→ **EXERCISE DETAILS**: Every entry should come back exactly as written, minus the pictures.

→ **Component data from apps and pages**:
------------------------------------------------------------------------

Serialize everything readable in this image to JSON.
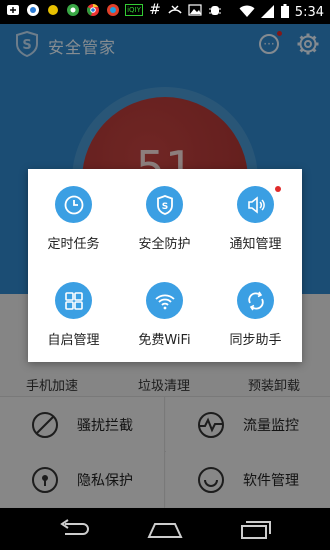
{
  "status_bar": {
    "time": "5:34",
    "left_icons": [
      "usb-icon",
      "browser-icon",
      "circle-icon",
      "app-icon",
      "chrome-icon",
      "contacts-icon",
      "iqiyi-icon",
      "hash-icon",
      "missed-call-icon",
      "image-icon",
      "debug-icon"
    ],
    "iqiyi_label": "iQIY",
    "hash_label": "#"
  },
  "header": {
    "title": "安全管家",
    "brand_letter": "S",
    "more_label": "···"
  },
  "score": {
    "value": "51"
  },
  "quick_actions": [
    {
      "label": "手机加速"
    },
    {
      "label": "垃圾清理"
    },
    {
      "label": "预装卸载"
    }
  ],
  "tools": [
    {
      "label": "骚扰拦截",
      "icon": "block-icon"
    },
    {
      "label": "流量监控",
      "icon": "pulse-icon"
    },
    {
      "label": "隐私保护",
      "icon": "lock-icon"
    },
    {
      "label": "软件管理",
      "icon": "smile-icon"
    }
  ],
  "menu": {
    "items": [
      {
        "label": "定时任务",
        "icon": "clock-icon"
      },
      {
        "label": "安全防护",
        "icon": "shield-icon"
      },
      {
        "label": "通知管理",
        "icon": "speaker-icon",
        "badge": true
      },
      {
        "label": "自启管理",
        "icon": "grid-icon"
      },
      {
        "label": "免费WiFi",
        "icon": "wifi-icon"
      },
      {
        "label": "同步助手",
        "icon": "sync-icon"
      }
    ]
  },
  "colors": {
    "header_blue": "#2f86c8",
    "ball_red": "#ad3634",
    "menu_icon_blue": "#3b9fe3",
    "badge_red": "#e02a2a"
  }
}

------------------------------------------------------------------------

→ **RESULT OF THIS EXERCISE**:
Serialize everything readable in this image to JSON.
{
  "status_bar": {
    "time": "5:34",
    "left_icons": [
      "usb-icon",
      "browser-icon",
      "circle-icon",
      "app-icon",
      "chrome-icon",
      "contacts-icon",
      "iqiyi-icon",
      "hash-icon",
      "missed-call-icon",
      "image-icon",
      "debug-icon"
    ],
    "iqiyi_label": "iQIY",
    "hash_label": "#"
  },
  "header": {
    "title": "安全管家",
    "brand_letter": "S",
    "more_label": "···"
  },
  "score": {
    "value": "51"
  },
  "quick_actions": [
    {
      "label": "手机加速"
    },
    {
      "label": "垃圾清理"
    },
    {
      "label": "预装卸载"
    }
  ],
  "tools": [
    {
      "label": "骚扰拦截",
      "icon": "block-icon"
    },
    {
      "label": "流量监控",
      "icon": "pulse-icon"
    },
    {
      "label": "隐私保护",
      "icon": "lock-icon"
    },
    {
      "label": "软件管理",
      "icon": "smile-icon"
    }
  ],
  "menu": {
    "items": [
      {
        "label": "定时任务",
        "icon": "clock-icon"
      },
      {
        "label": "安全防护",
        "icon": "shield-icon"
      },
      {
        "label": "通知管理",
        "icon": "speaker-icon",
        "badge": true
      },
      {
        "label": "自启管理",
        "icon": "grid-icon"
      },
      {
        "label": "免费WiFi",
        "icon": "wifi-icon"
      },
      {
        "label": "同步助手",
        "icon": "sync-icon"
      }
    ]
  },
  "colors": {
    "header_blue": "#2f86c8",
    "ball_red": "#ad3634",
    "menu_icon_blue": "#3b9fe3",
    "badge_red": "#e02a2a"
  }
}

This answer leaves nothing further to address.